● Problem to work on: Leave out the pictures, then return the records word for word.

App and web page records
<<<<
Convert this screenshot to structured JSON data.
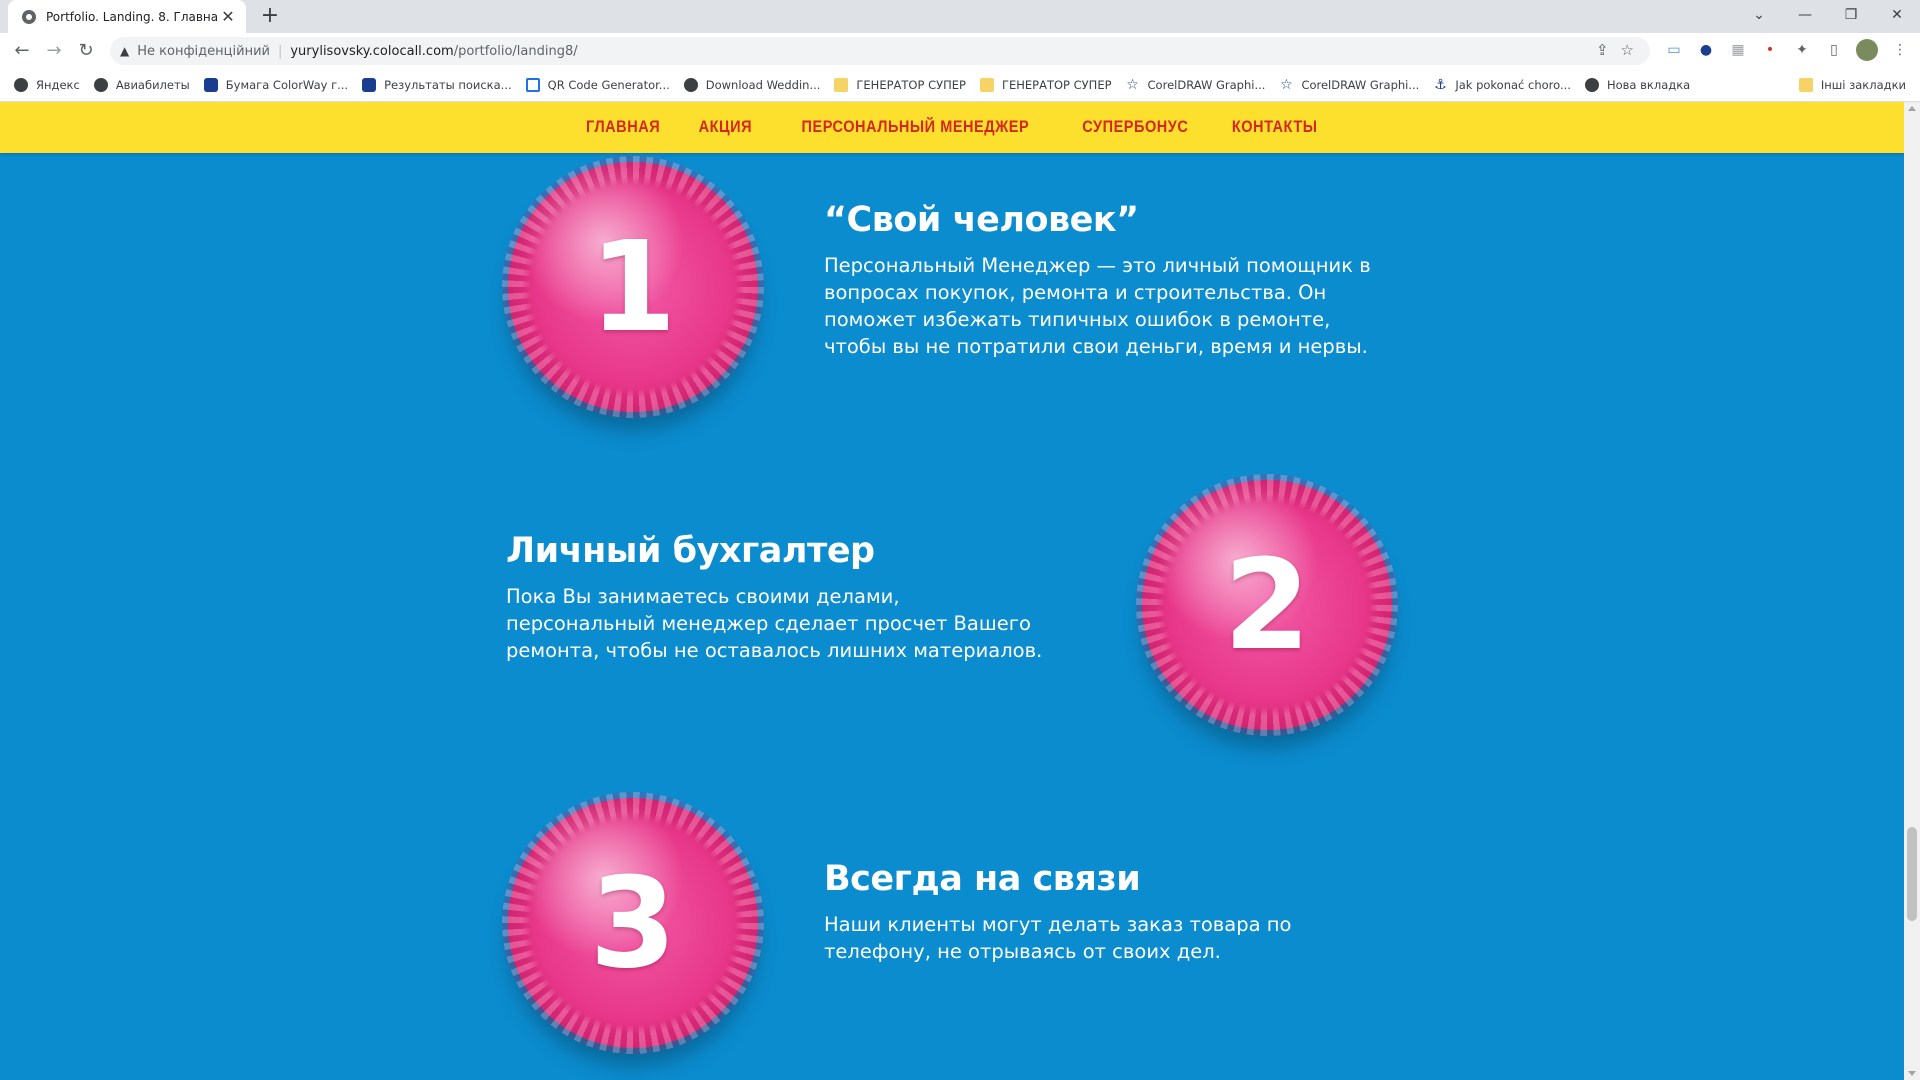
{
  "browser": {
    "tab_title": "Portfolio. Landing. 8. Главная",
    "tab_close": "✕",
    "new_tab": "+",
    "window_controls": [
      "⌄",
      "—",
      "❐",
      "✕"
    ],
    "back": "←",
    "forward": "→",
    "reload": "↻",
    "security_icon": "▲",
    "security_text": "Не конфіденційний",
    "url_host": "yurylisovsky.colocall.com",
    "url_path": "/portfolio/landing8/",
    "bookmarks": [
      {
        "label": "Яндекс",
        "icon": "globe-icon"
      },
      {
        "label": "Авиабилеты",
        "icon": "globe-icon"
      },
      {
        "label": "Бумага ColorWay г...",
        "icon": "colorway-icon"
      },
      {
        "label": "Результаты поиска...",
        "icon": "colorway-icon"
      },
      {
        "label": "QR Code Generator...",
        "icon": "qr-icon"
      },
      {
        "label": "Download Weddin...",
        "icon": "globe-icon"
      },
      {
        "label": "ГЕНЕРАТОР СУПЕР",
        "icon": "folder-icon"
      },
      {
        "label": "ГЕНЕРАТОР СУПЕР",
        "icon": "folder-icon"
      },
      {
        "label": "CorelDRAW Graphi...",
        "icon": "star-icon"
      },
      {
        "label": "CorelDRAW Graphi...",
        "icon": "star-icon"
      },
      {
        "label": "Jak pokonać choro...",
        "icon": "anchor-icon"
      },
      {
        "label": "Нова вкладка",
        "icon": "globe-icon"
      }
    ],
    "other_bookmarks": "Інші закладки"
  },
  "nav": {
    "items": [
      "ГЛАВНАЯ",
      "АКЦИЯ",
      "ПЕРСОНАЛЬНЫЙ МЕНЕДЖЕР",
      "СУПЕРБОНУС",
      "КОНТАКТЫ"
    ]
  },
  "features": [
    {
      "number": "1",
      "title": "“Свой человек”",
      "text": "Персональный Менеджер — это личный помощник в вопросах покупок, ремонта и строительства. Он поможет избежать типичных ошибок в ремонте, чтобы вы не потратили свои деньги, время и нервы."
    },
    {
      "number": "2",
      "title": "Личный бухгалтер",
      "text": "Пока Вы занимаетесь своими делами, персональный менеджер сделает просчет Вашего ремонта, чтобы не оставалось лишних материалов."
    },
    {
      "number": "3",
      "title": "Всегда на связи",
      "text": "Наши клиенты могут делать заказ товара по телефону, не отрываясь от своих дел."
    }
  ],
  "colors": {
    "page_bg": "#0b8ccf",
    "nav_bg": "#fde02d",
    "nav_text": "#d6281a",
    "ball": "#e8378a"
  }
}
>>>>
● Result for this exercise:
Convert this screenshot to structured JSON data.
{
  "browser": {
    "tab_title": "Portfolio. Landing. 8. Главная",
    "tab_close": "✕",
    "new_tab": "+",
    "window_controls": [
      "⌄",
      "—",
      "❐",
      "✕"
    ],
    "back": "←",
    "forward": "→",
    "reload": "↻",
    "security_icon": "▲",
    "security_text": "Не конфіденційний",
    "url_host": "yurylisovsky.colocall.com",
    "url_path": "/portfolio/landing8/",
    "bookmarks": [
      {
        "label": "Яндекс",
        "icon": "globe-icon"
      },
      {
        "label": "Авиабилеты",
        "icon": "globe-icon"
      },
      {
        "label": "Бумага ColorWay г...",
        "icon": "colorway-icon"
      },
      {
        "label": "Результаты поиска...",
        "icon": "colorway-icon"
      },
      {
        "label": "QR Code Generator...",
        "icon": "qr-icon"
      },
      {
        "label": "Download Weddin...",
        "icon": "globe-icon"
      },
      {
        "label": "ГЕНЕРАТОР СУПЕР",
        "icon": "folder-icon"
      },
      {
        "label": "ГЕНЕРАТОР СУПЕР",
        "icon": "folder-icon"
      },
      {
        "label": "CorelDRAW Graphi...",
        "icon": "star-icon"
      },
      {
        "label": "CorelDRAW Graphi...",
        "icon": "star-icon"
      },
      {
        "label": "Jak pokonać choro...",
        "icon": "anchor-icon"
      },
      {
        "label": "Нова вкладка",
        "icon": "globe-icon"
      }
    ],
    "other_bookmarks": "Інші закладки"
  },
  "nav": {
    "items": [
      "ГЛАВНАЯ",
      "АКЦИЯ",
      "ПЕРСОНАЛЬНЫЙ МЕНЕДЖЕР",
      "СУПЕРБОНУС",
      "КОНТАКТЫ"
    ]
  },
  "features": [
    {
      "number": "1",
      "title": "“Свой человек”",
      "text": "Персональный Менеджер — это личный помощник в вопросах покупок, ремонта и строительства. Он поможет избежать типичных ошибок в ремонте, чтобы вы не потратили свои деньги, время и нервы."
    },
    {
      "number": "2",
      "title": "Личный бухгалтер",
      "text": "Пока Вы занимаетесь своими делами, персональный менеджер сделает просчет Вашего ремонта, чтобы не оставалось лишних материалов."
    },
    {
      "number": "3",
      "title": "Всегда на связи",
      "text": "Наши клиенты могут делать заказ товара по телефону, не отрываясь от своих дел."
    }
  ],
  "colors": {
    "page_bg": "#0b8ccf",
    "nav_bg": "#fde02d",
    "nav_text": "#d6281a",
    "ball": "#e8378a"
  }
}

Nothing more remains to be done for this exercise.